I want to set up a dedicated shaper for making shaker style glass cabinet doors. I have two machines available to me. Shaper 1 is a used 5HP 3-phase Powermatic with a 1 inch spindle. Shaper 2 is a brand new single phase 5HP with a 1 1/4 inch spindle. I favor the 1 1/4 inch arbor because this would allow me to possibly stack cutterheads on the spindle. I favor the 3 phase machine because I think it probably has more torque.
Can anyone look at the amount of stock I intend to remove with this machine and opine as to whether or not a single phase machine would be up to the task or if I should stay with 3 phase? I have power for both, so this is not an issue. I am not interested in using this shaper for other purposes other than the door. The material will likely be poplar, but could also be white oak or soft maple.

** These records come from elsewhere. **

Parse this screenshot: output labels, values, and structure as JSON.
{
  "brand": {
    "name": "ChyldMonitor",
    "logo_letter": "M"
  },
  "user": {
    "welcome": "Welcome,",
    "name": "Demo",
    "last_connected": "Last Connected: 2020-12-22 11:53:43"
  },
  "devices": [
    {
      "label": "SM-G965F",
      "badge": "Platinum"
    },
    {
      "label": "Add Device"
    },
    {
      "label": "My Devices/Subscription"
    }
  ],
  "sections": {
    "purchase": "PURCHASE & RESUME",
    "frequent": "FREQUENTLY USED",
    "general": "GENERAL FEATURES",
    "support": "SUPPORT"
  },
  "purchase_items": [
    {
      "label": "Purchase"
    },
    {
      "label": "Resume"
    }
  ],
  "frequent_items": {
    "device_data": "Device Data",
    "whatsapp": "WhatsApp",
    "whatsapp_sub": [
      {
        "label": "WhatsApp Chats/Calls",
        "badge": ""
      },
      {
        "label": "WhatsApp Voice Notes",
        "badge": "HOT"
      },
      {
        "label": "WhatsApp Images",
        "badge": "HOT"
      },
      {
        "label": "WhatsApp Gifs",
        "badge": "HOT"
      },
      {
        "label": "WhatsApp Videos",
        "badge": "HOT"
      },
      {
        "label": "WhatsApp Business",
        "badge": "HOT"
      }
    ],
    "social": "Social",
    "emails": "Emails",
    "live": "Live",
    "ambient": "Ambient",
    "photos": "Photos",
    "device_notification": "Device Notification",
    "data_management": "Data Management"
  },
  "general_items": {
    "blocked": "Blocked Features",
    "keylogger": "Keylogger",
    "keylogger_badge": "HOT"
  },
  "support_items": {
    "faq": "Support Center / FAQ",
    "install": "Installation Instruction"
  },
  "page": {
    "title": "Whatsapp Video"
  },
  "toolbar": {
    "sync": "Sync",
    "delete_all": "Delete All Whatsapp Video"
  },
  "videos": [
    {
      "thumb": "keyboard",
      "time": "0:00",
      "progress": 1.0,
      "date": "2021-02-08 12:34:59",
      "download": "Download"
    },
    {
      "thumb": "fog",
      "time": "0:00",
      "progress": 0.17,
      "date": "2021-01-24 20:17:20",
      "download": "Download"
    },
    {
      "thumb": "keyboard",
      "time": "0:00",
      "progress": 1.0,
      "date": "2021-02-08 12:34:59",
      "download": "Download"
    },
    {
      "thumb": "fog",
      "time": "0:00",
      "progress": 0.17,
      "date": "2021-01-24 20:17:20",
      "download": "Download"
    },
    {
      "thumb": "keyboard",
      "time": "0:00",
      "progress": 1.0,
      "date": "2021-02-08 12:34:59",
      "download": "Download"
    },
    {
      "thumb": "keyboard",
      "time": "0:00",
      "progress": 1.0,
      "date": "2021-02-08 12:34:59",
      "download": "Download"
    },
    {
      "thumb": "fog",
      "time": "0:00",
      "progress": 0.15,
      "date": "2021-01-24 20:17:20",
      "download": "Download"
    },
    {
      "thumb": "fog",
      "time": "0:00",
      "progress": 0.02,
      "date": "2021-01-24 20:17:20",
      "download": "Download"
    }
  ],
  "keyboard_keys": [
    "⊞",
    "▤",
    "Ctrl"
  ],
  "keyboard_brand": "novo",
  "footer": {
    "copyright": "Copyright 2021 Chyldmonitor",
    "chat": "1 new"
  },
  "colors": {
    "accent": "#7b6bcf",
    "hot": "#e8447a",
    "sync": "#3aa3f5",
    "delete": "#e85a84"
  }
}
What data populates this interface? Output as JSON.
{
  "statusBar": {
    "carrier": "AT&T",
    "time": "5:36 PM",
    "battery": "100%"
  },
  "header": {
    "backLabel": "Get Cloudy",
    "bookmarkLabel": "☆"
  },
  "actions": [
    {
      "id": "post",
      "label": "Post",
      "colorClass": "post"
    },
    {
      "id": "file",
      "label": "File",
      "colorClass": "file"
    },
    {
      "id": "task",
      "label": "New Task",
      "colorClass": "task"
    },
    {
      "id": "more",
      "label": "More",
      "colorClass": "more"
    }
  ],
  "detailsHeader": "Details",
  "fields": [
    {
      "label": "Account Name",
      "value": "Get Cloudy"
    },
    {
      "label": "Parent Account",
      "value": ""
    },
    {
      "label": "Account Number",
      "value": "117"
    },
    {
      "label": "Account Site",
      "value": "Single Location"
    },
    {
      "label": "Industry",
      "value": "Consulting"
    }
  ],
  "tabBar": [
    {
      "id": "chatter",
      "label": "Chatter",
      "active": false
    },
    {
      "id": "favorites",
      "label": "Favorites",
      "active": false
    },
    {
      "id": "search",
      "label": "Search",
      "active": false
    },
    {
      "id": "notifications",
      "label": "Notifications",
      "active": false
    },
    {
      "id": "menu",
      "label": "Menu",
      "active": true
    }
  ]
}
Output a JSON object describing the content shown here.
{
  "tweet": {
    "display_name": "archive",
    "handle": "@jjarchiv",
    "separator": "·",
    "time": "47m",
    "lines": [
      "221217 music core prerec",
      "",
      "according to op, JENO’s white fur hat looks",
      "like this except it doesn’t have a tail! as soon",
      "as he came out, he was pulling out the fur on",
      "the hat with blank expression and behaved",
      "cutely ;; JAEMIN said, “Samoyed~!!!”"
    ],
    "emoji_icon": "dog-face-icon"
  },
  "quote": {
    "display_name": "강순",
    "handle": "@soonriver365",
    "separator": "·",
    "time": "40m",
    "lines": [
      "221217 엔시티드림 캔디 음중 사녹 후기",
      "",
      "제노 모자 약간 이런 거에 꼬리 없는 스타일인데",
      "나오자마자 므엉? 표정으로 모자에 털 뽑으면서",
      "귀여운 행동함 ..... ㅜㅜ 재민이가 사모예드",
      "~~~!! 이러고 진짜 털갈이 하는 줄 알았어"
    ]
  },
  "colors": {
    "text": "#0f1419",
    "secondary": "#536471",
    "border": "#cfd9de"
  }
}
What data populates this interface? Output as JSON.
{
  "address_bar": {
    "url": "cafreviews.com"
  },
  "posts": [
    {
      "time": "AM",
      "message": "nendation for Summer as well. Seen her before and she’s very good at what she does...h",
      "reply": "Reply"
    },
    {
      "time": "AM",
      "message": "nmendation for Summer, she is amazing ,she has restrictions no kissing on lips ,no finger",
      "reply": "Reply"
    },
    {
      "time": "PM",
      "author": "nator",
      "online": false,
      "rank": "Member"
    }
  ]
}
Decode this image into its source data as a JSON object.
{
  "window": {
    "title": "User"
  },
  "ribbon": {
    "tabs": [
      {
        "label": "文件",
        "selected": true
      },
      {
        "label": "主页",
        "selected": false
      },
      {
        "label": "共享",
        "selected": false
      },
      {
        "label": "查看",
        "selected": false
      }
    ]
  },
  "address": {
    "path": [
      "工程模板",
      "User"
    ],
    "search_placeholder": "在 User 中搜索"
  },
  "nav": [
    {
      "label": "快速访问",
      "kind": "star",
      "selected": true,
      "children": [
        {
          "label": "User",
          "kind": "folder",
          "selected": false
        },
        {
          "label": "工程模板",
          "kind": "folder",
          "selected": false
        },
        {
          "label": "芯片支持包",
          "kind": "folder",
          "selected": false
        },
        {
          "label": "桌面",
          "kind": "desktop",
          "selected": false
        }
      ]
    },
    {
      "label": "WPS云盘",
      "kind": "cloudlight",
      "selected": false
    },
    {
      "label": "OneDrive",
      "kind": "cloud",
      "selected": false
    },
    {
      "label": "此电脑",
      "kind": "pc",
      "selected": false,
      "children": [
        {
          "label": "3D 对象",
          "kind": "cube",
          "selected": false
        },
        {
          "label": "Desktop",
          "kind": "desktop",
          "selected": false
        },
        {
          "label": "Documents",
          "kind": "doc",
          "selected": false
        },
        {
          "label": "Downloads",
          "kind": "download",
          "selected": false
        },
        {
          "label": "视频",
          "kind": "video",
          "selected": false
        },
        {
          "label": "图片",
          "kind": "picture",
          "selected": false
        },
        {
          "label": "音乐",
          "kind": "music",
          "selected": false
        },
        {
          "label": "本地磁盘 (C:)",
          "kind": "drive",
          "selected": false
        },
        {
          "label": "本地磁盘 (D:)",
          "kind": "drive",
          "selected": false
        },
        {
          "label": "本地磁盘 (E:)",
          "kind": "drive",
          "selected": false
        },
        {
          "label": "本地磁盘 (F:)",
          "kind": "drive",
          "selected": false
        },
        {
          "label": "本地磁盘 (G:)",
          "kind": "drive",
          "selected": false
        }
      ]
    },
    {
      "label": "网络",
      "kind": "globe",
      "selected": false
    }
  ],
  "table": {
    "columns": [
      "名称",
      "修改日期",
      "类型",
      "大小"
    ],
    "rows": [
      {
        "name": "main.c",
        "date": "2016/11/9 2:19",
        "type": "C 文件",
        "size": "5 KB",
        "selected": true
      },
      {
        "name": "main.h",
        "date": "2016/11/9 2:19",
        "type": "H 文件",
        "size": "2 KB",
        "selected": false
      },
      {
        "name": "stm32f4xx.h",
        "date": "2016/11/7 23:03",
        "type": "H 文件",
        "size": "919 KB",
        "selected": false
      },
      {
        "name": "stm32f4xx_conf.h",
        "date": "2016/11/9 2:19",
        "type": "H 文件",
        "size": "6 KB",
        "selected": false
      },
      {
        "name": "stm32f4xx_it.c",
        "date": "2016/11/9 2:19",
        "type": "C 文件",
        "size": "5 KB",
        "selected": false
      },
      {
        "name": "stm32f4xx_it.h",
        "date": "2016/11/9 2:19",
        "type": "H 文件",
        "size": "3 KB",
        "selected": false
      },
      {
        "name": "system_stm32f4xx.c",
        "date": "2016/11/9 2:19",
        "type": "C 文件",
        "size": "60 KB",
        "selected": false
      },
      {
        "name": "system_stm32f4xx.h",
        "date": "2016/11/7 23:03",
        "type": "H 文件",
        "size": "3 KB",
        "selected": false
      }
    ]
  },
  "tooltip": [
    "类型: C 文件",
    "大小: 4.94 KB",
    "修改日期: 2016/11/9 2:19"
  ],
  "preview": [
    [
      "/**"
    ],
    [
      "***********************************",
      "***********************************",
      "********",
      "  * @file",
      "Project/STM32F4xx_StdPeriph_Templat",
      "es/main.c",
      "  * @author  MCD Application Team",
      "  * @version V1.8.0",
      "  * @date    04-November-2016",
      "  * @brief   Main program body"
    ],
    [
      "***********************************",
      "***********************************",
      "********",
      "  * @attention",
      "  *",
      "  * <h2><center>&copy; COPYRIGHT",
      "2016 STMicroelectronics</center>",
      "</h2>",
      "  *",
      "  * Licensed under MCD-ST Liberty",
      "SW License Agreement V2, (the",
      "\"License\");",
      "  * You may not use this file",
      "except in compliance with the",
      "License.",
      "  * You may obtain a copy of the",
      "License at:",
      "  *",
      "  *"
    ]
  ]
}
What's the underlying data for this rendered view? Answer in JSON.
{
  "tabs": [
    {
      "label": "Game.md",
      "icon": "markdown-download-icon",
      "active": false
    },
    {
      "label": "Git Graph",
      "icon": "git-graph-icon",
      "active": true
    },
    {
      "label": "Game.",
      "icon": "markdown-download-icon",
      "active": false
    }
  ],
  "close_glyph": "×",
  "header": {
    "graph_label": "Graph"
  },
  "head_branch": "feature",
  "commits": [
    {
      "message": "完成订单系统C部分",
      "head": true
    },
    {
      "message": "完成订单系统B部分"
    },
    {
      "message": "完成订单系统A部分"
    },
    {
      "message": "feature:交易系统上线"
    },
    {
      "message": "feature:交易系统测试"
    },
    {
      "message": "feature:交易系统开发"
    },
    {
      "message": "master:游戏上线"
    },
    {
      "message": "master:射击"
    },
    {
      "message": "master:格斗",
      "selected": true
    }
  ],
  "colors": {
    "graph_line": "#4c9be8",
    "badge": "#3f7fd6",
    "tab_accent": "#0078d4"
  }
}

From contributor B:
Either machine will work. I like a 1" spindle because I set my bits up in a stack with T-bushings all shimmed so there are no setup changes. I can make several cope and stick patterns as well as glass rebate by changing the bits, but no machine changes are required.
The 1 1/4" spindle is a heavier machine and might be a better choice. Without seeing the two machines, I wouldn't know. For cope and stick the 1" is all that is needed. A single phase motor produces more torque than a three phase motor during startup because of the extra windings the single phase motor has. The three phase motor is cheaper to make. No switching windings and no start windings. I went with three phase everything.
There are several advantages of 3-phase motors. First, as already mentioned, is cost, as they are typically much less expensive to make. Second - and the more important issue in industry - is current draw. Basically it comes down to the same amount of current being drawn through 3 legs on a 3-phase motor versus 2 legs on a single phase motor. This means you can use a smaller gauge wire to the motor. There is no electrical cost savings as the net result of drawing 5 hp worth of current is always the same. You can just use larger motors with smaller wires and breakers.
You state that you have both power options available. If you have 3-phase direct to your building, then the single phase motor will probably be running on 208 volts instead of 220 (or 230 or 240). That is done all the time but I believe there will be a slight increase in current draw to the motor.
If you are running a rotary converter on a single phase service, then you will have full power to the 3-phase motor as long as it is a properly built converter. If you are running 3-phase off single phase with a static converter then you will only have approximately 2/3 of the actual motor rating power.
Not knowing your actual building service situation, and so ignoring the power issues, I would go with the 1 1/4" spindle unit. If they are both equally well built machines, the one with the 1 1/4" spindle will be heavier duty since it has to support the larger spindle. And the larger spindle itself is significantly stronger. Also I think you'll find most shaper cutters either come as 3/4" or 1 1/4" bore, so why bother bushing it down if you don't have to?
I'm also not a fan of using bushings if not needed. I couldn't see buying a smaller machine knowing I'd be using bushings for everything... Just doesn't make a lot of sense to me.